In 2017, RIVM launched a Trend Scenario, as well as three thematic reports about the future demand for health care, technology and wider determinants of health. These are the first products of the Dutch Public Health Foresight study 2018. They show what the health of the Dutch population could look like in 2040 if nothing were to change from now on. Thus, societal challenges for the future can be identified. Both the Trend Scenario as well as the main findings of the thematic reports are now available in English.
The Netherlands is ageing and life expectancy will increase to almost 86 years in 2040. Consequently, the prevalence of old-age diseases, such as dementia, will increase; dementia will be the leading cause of disease burden in 2040 and the main cause of death. The number of people with at least one chronic disease increases from 8.5 million in 2015 to 9.8 million by 2040. In 2015, 25% of adults smoked; in 2040 this percentage will be 14%. This decline is not equally strong for all socio-economic groups; in 2040, almost three times as many low educated will smoke in comparison to the highly educated. The proportion of overweight adults will increase from 49% to 62%. In the Trend Scenario, future healthcare expenditure will grow by an average of 2.9 percent per year, doubling health care expenditures up to 174 billion in 2040. This increase is caused for one-third by population growth and ageing and for two-thirds by technological developments and rising incomes.

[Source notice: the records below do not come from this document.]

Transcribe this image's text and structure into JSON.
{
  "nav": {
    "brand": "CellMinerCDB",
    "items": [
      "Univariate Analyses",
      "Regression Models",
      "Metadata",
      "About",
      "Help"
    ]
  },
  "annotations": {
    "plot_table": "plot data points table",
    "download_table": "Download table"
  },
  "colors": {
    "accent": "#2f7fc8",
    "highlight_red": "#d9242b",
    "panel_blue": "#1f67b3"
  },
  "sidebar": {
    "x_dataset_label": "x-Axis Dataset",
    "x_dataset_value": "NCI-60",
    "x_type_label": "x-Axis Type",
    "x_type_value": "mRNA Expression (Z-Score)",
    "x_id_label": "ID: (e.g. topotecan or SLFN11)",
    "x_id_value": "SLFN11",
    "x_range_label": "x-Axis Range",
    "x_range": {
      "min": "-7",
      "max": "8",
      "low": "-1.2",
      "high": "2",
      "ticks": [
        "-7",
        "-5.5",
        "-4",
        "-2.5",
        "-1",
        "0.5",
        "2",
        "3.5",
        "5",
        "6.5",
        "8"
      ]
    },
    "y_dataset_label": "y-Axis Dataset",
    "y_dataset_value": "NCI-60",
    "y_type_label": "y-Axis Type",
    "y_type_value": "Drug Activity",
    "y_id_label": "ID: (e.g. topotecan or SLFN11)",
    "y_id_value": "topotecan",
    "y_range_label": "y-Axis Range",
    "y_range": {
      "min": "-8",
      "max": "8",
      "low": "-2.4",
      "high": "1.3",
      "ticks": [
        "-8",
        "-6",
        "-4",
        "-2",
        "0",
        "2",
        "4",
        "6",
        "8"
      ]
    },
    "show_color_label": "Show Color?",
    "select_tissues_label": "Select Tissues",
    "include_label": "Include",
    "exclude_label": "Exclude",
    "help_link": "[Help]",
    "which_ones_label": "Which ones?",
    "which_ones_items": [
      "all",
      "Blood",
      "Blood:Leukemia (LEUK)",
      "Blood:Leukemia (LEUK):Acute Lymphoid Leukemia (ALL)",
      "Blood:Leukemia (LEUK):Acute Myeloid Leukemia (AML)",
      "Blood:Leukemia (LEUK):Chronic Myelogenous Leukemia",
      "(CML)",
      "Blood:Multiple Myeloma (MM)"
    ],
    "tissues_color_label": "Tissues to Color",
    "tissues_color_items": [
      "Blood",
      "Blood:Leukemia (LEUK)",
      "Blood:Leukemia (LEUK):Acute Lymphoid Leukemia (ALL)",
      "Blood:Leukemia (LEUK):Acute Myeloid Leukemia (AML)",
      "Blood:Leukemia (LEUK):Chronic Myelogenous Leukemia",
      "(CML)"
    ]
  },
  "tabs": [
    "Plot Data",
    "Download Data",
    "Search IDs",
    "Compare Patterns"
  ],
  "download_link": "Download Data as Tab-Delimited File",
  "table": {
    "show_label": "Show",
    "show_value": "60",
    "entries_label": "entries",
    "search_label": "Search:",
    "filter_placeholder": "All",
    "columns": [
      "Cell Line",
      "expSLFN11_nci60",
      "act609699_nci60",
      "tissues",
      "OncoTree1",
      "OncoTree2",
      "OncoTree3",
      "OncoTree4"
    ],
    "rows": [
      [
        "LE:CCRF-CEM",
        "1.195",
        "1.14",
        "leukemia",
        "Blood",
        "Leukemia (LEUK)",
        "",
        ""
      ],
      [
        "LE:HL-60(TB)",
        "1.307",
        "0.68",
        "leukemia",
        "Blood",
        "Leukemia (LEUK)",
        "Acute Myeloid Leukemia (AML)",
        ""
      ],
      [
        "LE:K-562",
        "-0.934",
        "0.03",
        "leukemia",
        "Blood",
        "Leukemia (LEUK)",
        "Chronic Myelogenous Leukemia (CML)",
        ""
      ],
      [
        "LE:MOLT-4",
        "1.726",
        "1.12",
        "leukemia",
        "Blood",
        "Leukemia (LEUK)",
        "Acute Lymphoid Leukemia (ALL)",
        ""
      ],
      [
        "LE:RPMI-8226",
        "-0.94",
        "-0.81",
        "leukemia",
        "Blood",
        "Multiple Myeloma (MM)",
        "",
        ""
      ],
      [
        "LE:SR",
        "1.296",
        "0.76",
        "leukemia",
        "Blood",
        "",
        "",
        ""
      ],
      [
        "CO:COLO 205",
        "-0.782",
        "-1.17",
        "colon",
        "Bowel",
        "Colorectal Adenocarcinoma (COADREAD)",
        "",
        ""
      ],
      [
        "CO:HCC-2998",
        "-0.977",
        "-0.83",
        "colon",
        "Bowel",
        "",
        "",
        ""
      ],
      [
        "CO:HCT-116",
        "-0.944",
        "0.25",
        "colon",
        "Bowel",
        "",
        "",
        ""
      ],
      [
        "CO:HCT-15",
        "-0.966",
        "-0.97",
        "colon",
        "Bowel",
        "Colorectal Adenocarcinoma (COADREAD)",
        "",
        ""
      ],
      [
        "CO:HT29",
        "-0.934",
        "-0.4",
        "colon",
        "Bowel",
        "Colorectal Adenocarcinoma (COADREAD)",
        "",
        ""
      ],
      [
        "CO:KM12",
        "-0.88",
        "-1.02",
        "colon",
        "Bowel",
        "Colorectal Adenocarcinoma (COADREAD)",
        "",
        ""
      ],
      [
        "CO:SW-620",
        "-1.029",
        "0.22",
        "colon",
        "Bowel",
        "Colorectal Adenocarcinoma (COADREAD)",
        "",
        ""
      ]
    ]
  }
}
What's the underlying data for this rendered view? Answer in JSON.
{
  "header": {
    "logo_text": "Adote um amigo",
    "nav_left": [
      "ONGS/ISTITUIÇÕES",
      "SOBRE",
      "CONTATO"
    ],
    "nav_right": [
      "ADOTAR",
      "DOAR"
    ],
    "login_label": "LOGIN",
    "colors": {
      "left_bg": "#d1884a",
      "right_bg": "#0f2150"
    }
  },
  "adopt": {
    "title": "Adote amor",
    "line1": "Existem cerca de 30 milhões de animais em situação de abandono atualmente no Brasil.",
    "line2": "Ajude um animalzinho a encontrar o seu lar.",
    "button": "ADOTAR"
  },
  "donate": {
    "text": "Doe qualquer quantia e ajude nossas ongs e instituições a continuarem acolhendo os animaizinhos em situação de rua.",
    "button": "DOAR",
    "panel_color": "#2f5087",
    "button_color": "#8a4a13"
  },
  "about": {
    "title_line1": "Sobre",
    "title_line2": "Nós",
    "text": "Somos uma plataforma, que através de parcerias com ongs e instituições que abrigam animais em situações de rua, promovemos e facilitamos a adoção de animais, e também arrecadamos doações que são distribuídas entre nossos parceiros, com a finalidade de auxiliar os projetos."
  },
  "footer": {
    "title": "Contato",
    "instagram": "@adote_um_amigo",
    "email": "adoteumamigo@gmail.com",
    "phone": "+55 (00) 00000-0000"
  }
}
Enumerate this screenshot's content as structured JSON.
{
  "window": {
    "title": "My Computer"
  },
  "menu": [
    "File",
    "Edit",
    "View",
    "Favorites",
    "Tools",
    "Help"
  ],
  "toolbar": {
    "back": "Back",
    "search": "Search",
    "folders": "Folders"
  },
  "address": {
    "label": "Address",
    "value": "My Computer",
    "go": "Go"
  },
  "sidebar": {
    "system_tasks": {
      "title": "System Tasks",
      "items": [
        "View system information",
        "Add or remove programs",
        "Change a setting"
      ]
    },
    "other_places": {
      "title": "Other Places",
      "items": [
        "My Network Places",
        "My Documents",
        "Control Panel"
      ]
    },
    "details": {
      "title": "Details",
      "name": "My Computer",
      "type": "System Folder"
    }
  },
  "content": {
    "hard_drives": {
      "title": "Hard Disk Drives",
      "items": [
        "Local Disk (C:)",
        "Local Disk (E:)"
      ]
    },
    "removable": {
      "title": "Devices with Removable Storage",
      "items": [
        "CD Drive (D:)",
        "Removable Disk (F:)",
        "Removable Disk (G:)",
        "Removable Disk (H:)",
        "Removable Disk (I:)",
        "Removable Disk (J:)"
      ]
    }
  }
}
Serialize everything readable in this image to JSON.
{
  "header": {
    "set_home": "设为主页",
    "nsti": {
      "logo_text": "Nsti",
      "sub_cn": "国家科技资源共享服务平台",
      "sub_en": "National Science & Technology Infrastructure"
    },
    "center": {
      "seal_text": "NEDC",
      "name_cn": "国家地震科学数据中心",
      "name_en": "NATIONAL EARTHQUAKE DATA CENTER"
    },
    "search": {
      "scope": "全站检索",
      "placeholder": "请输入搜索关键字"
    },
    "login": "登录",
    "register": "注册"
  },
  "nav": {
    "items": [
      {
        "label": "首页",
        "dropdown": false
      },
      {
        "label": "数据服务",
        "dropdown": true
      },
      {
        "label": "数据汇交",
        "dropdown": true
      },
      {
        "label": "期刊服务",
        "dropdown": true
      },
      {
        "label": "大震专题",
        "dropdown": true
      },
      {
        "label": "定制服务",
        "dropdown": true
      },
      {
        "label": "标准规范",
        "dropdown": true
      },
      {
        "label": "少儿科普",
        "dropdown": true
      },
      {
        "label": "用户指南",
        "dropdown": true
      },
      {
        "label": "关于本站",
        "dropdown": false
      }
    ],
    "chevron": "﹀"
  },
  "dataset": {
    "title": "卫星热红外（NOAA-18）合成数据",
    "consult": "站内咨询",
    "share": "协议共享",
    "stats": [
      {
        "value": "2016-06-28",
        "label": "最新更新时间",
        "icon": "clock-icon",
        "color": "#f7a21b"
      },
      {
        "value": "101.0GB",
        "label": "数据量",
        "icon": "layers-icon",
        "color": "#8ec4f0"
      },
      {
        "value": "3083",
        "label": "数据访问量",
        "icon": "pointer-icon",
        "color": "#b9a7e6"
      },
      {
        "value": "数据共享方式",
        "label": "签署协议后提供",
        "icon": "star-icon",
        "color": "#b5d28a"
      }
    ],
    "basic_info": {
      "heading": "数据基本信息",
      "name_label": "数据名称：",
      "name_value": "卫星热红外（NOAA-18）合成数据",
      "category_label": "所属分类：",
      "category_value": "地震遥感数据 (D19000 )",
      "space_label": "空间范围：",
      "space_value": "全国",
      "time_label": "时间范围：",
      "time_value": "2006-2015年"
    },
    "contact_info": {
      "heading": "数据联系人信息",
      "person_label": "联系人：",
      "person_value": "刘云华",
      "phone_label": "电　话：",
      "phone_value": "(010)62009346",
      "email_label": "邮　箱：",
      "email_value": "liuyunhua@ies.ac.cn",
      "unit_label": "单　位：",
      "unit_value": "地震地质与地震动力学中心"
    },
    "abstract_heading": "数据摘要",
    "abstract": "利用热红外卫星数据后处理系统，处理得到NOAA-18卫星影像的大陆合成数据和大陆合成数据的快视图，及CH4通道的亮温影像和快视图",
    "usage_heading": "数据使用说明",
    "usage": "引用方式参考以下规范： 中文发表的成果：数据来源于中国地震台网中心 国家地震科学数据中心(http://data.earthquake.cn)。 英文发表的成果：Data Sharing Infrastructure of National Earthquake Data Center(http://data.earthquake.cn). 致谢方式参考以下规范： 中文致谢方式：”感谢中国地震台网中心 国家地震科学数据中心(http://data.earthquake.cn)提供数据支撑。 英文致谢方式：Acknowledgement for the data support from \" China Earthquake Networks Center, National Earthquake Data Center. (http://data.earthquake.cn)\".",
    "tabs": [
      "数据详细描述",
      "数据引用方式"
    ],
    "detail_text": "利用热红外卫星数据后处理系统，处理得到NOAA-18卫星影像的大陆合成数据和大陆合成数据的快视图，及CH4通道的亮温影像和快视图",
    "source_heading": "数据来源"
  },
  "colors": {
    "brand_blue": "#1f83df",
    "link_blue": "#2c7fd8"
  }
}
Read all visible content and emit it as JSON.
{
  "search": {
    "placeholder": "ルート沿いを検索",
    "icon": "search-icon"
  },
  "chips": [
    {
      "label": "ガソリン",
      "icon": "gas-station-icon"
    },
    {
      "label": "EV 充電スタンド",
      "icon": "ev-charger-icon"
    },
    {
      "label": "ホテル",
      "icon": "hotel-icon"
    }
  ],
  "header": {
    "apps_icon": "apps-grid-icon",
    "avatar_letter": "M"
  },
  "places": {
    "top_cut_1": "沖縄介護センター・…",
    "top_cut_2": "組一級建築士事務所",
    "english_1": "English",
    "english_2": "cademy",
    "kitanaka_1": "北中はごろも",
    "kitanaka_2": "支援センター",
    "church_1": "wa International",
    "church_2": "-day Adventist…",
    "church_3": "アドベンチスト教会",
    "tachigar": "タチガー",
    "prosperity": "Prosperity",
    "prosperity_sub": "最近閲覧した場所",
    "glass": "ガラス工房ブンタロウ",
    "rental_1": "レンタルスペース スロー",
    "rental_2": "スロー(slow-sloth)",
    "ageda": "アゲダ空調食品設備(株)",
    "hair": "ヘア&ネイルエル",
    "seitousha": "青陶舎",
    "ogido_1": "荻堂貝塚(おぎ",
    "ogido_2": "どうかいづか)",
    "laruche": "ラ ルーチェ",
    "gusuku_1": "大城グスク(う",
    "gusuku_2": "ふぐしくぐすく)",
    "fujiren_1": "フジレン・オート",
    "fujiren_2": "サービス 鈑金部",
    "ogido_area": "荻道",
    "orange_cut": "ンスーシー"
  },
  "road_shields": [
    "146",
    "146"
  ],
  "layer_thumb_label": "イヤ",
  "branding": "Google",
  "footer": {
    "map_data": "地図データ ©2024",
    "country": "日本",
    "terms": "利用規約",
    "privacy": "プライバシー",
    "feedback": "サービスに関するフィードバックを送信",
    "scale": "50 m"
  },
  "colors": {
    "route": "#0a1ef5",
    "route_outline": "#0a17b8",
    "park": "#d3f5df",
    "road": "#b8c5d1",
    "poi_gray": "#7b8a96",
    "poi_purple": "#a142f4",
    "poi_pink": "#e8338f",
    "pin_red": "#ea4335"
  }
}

The number of people with age-related diseases will rise sharply due to the ageing of the population. This increases the pressure on the entire health care system, from informal care to primary care and from emergency care to nursing home care. The mental pressure on youths and young adults seems to be increasing, with possible consequences for their mental health.
Air, water and soil quality are expected to improve further in the future. However, there are new risks that require vigilance, such as the increase of medicine residues in surface water, caused by increased use of medication by the ageing population. Another potential risk is the increase of micro plastics in our environment. The living environment plays an important role in dealing with the impact of climate change on population health, particularly when good use is made of green spaces and water.
Data-driven technology in healthcare improves health and care, if it is deployed as a learning system, with open data exchange between parties involved. Data-driven technology plays a large role in many aspects of our daily lives, but the implementation and up scaling of e-health lags behind. To ensure that the application of new technologies will actually lead to reduced expenditures, structural changes in healthcare organisation are required.
The Public Health Foresight study (in Dutch: VTV) is a four-yearly publication of RIVM commissioned by the Ministry of Health, Welfare and Sport (VWS). In June 2018 the final report of the Public Health Foresight study will be published, which will explore possibilities for dealing with some of the most urgent societal challenges identified in the Trend Scenario and the thematic reports.